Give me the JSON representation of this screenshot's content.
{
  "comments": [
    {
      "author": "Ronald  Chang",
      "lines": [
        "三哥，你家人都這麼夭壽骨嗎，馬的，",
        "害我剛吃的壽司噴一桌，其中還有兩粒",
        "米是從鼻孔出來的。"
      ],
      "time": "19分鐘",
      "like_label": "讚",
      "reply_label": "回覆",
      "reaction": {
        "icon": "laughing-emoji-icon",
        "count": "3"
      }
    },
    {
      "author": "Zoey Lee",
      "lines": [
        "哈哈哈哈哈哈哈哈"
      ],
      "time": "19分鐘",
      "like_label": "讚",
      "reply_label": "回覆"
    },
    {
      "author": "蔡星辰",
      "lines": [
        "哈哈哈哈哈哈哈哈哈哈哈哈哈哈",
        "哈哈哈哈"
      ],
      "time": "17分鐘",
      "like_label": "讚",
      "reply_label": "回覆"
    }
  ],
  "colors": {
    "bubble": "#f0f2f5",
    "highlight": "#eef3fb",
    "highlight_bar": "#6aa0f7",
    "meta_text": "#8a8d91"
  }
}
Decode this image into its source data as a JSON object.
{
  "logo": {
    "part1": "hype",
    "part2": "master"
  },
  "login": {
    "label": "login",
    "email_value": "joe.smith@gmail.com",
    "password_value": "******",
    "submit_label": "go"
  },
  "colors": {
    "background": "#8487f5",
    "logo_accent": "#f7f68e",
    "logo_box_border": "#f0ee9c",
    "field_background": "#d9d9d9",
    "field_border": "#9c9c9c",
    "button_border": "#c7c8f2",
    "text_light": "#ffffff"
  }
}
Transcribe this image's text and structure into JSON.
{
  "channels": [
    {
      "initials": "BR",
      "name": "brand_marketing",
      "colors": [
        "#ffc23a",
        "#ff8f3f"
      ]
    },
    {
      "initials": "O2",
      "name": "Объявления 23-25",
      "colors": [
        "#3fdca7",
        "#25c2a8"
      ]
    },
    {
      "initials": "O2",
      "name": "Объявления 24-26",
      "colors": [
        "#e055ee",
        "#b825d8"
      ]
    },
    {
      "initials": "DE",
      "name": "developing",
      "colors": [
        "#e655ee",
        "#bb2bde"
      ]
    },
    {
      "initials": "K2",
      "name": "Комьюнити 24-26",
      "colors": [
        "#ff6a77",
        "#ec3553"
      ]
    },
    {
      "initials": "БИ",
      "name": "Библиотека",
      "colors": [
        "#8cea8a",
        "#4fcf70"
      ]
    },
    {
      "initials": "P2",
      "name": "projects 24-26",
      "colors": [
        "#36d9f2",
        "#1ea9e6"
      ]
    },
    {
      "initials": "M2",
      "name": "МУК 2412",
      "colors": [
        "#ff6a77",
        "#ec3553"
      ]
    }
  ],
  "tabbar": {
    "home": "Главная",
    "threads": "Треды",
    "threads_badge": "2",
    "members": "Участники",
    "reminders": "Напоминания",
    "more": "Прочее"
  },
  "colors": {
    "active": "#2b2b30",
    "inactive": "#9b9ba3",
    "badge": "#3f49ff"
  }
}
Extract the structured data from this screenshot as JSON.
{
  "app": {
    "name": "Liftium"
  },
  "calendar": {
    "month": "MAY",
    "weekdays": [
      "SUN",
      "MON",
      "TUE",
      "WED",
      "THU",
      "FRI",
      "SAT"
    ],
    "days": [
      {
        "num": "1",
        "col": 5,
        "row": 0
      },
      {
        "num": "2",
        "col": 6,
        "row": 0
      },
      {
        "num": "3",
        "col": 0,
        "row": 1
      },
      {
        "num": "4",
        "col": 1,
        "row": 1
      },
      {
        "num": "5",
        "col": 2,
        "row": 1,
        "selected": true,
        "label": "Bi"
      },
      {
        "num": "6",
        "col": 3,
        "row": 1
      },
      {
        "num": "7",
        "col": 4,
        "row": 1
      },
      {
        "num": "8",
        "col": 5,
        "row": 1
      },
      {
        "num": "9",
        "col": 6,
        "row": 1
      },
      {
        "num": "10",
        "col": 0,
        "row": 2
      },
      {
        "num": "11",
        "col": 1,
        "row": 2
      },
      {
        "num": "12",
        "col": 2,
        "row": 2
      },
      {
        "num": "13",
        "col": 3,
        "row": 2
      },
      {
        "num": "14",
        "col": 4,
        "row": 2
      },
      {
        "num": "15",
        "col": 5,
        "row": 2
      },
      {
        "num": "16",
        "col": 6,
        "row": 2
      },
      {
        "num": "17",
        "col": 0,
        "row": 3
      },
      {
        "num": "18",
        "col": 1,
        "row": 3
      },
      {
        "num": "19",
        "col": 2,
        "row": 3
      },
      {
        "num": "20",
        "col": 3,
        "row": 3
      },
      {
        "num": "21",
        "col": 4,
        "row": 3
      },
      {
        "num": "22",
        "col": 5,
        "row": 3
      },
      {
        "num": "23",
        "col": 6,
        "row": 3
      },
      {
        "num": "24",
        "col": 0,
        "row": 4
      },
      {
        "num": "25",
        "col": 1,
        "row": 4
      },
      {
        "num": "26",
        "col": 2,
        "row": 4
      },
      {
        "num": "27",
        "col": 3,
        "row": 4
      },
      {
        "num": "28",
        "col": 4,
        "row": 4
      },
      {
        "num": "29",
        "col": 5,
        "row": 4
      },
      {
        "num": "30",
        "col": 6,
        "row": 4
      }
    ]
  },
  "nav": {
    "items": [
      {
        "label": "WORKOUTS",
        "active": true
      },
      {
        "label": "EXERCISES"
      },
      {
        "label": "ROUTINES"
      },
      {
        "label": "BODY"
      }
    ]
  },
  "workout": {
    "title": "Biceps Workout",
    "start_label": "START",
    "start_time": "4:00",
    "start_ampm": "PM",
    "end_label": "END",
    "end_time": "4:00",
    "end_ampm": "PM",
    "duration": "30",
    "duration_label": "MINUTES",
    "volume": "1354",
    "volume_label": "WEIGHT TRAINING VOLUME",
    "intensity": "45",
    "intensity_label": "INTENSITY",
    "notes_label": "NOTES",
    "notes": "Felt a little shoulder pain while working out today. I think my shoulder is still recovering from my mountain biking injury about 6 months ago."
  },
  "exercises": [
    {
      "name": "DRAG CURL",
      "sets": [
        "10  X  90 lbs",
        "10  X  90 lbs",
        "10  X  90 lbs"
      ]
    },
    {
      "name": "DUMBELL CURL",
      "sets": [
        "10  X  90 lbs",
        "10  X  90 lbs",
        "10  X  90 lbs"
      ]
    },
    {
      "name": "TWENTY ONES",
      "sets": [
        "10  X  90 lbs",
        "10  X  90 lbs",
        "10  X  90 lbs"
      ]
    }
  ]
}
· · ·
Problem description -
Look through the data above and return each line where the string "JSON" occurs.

Answer to this exercise -
Give me the JSON representation of this screenshot's content.
Decode this image into its source data as a JSON object.
Transcribe this image's text and structure into JSON.
Extract the structured data from this screenshot as JSON.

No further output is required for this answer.